Photo credit: Greg McGoon
On the day I went to give Blood for instance, the good men of the Ghana Armed Forces showed up to donate.  Overall, 801 people walked in to voluntarily give blood in December 2012. We need this trend to continue.  This is why I, Blogging Ghana, StACC and Noguchi are asking you to please make a habit of going in to donate at least every quarter of the year.
As promised, here  is my video of my experience. Please do not laugh at my “Ow Ow Ow face”. I do not like being pinched 🙁                        

I know, I know…I spent a lot of time ogling the men in green but what can I say other than that I love a man in uniform?

Photo credit: Greg McGoon

 A few things to note:

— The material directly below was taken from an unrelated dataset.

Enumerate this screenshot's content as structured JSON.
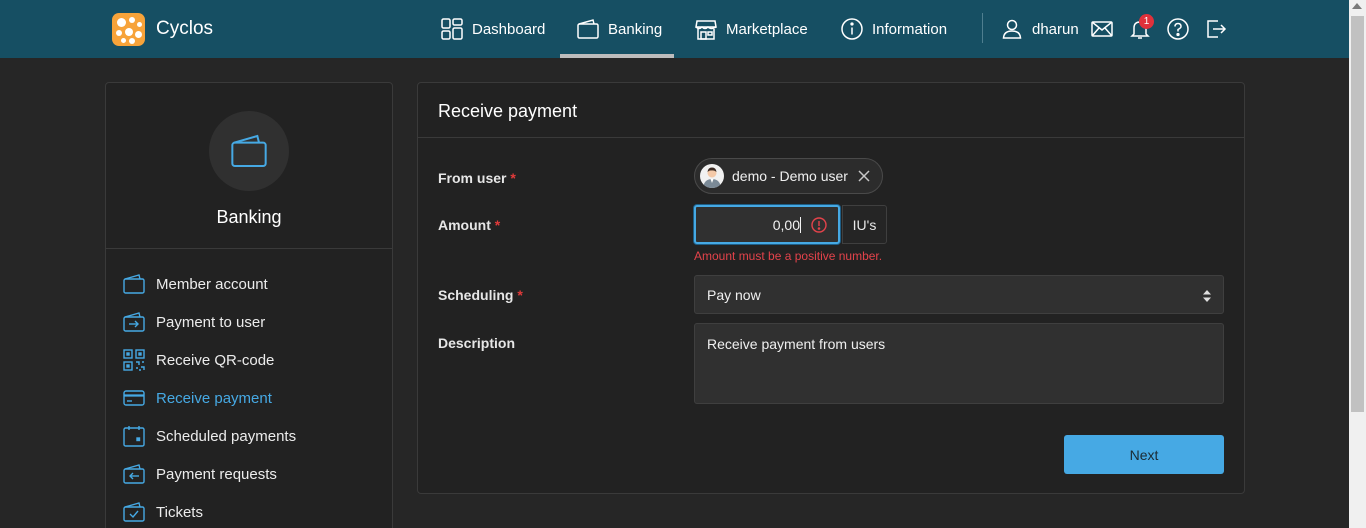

  1. Every last Saturday of every month, Dr. Paul Mensah of the Korle Bu Blood bank will be teaming up with the Doctors at the Accra Mall Clinic to collect blood for the bank.  For those of you who don’t want to, or can’t go to korle bu, this is a good option. Take a friend with you and chillax before and after you donate. Incidentally, this Saturday, he will be there.
  2. Drink lots of water and eat something before you go to donate.
  3. If you’ve given blood before, please be sure to take your donor card along with you. 
  4. I’ll be showing up randomly during the exercises at the mall and just may have some goodies for the people I meet there 🙂
  5. When you go to give blood, tweet/blog/facebook etc about it and tell others about your experience. Let’s create a culture of helping help ourselves. 

See  you on Saturday!

~Daixy~

Blast from the Past: National Identification?!!!

Remember when I blogged about the National Identification Scheme and questioned whether or not Ghana was ready for such an exercise? I was concerned with the amount of information that was being collated and questioned whether it was safe for our security personnel to have access to it.

It’s been four years since and since then I’ve noted the following:

1.  The website is no longer http://www.niaghana.gov.gh/ 
It redirects you to the new website
2.  The new one is http://www.nia.gov.gh/
Recently, I paid a visit to the NIA Office near Gulf House and being the curious person that I am, I followed a website mentioned in an ad placed in the lobby. The ad was inviting people to visit Ghana’s e-services hub.  Since I had my smartphone on me, I typed in the link and was actually impressed with the site. I decided to click on the NIA page there and followed a link there to the official website whereupon was promptly directed to….
3. a porn site. A Russian porn site. I thought my eyes were deceiving me so I went back and clicked the link. Same thing! So I checked from a tablet. Once again, I was directed to the porn site. NO, I did NOT take a screen-shot of the questionable content (I know some naughty ones will ask for evidence).
I informed the receptionist of the problem and she said “We know. The IT guys are on National assignment so we can’t fix it now”. For real? NO ONE was available to stop the hackers from redirecting visitors to their lewd gallery?
Later on, I was made to understand that the hack only worked on mobile devices. Computer browsers sent you to the actual NIA site so all I had to do was find a computer and save my eyes the trouble.
Still, this security thing nags at me.  This is the NIA. Information security should NOT be a problem for them. If we’re to trust them with our vital info, they should be able to handle the security of their own website, surely? 
This is what the website looks like today on both web and mobile browsers. 
I can only assume that the IT guys are finally back from assignment and are cleaning up the website. How long the welcome screen will greet us, I’ve no idea but I’ll take this to naked chics any day.
Have you registered with the NIA? Do you feel your data is safe with them? Have you experienced anything like I did when visiting any Ghanaian Government site?  Hit me up in the comments section.